Telling people is an interesting one to ponder.  I had mentioned to some girlfriends that I had been recalled and like me, they thought it was nothing to worry about.  I decided that I would tell my parents in person, phone or skype the kids as they weren’t in Plymouth and send texts to friends.  A particular girlfriend had had cancer several years before and phoned immediately so we could have a good cry together.

My stance was that the more people who knew about this the more could help both  Nick and me, I didn’t know what sort of help we’d need but any would be welcome.  I emailed my head teacher, and she phoned me back within minutes, it was the last day of our school summer holidays and she was spending quality time with her children, yet she was so supportive and kind. You find out quickly who is rooting for you!  Kindness becomes a recurring theme.

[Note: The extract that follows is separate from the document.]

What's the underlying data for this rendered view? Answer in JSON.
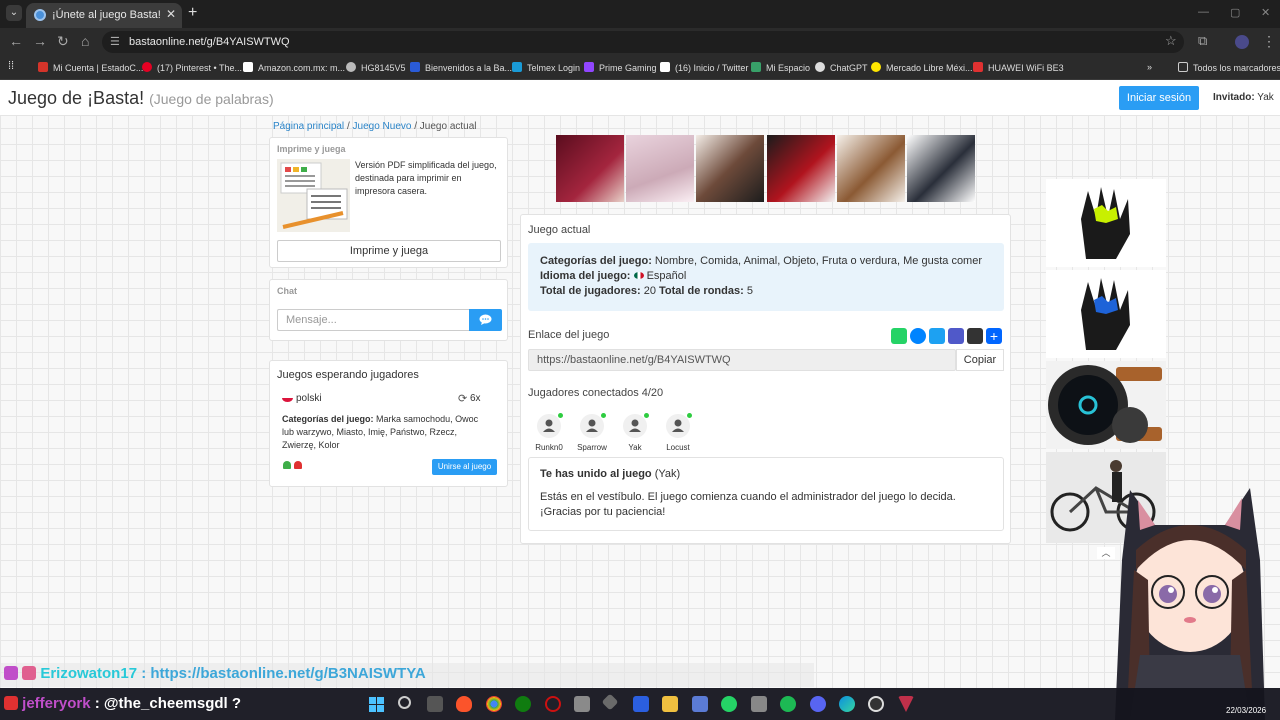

Tip:  There is no right or wrong way to tell or not tell people – you have to do what is right for you. Tell your workplace as soon as you can as you will need time for appointments.

4. The impatient patient is born….

The shock of the “C” word hits and suddenly a rational, fairly sensible person becomes a gibbering heap.  On hearing those words “cancer” and “mastectomy” my mind went into overdrive.  “No, no, no, some sort of mistake surely” .. at that point I told the room I would need to swear and did (F*ckitty F*ck became a favourite) and tears appeared and ran down my face.  This was not the outcome I had thought I would have.  Silly things popped into my head.. surely I was too tall for breast cancer – I’m 5ft 9ins,  no one in my family had it, I had breastfed three babies so it must be a mistake, how would I tell our grown up children and my parents.  At this point one of the lovely breast care nurses came in, I sat up got dressed and started firing questions at her:  could it be one out (mastectomy) one in (implant), what next, when, what sort of time line… didn’t they know that I was back at school the next day and this was all really, really, REALLY inconvenient – I had meetings to go to, new classes to teach, my team of coaches to manage and lead, new A Level and GCSE modules to plan.  Breast Cancer doesn’t care about any of that and within the space of an hour the Impatient Patient had been born.  A cup of coffee, lots of tissues and a handout later and Nick and I walked back to the car.  The sun was still shining, Derriford was still busy, the buses were running, people were going about their business but I felt physically sick and scared.

Tip: If you are called back to have a follow up mammogram make sure you wear a top which is easy to get on and off.  Don’t be embarrassed as the medical professionals have seen everything before.  Don’t take their matter of fact attitude as unkindness – this is their role, they are the experts and they go above and beyond to help.  It is okay to cry, they have lots of tissues.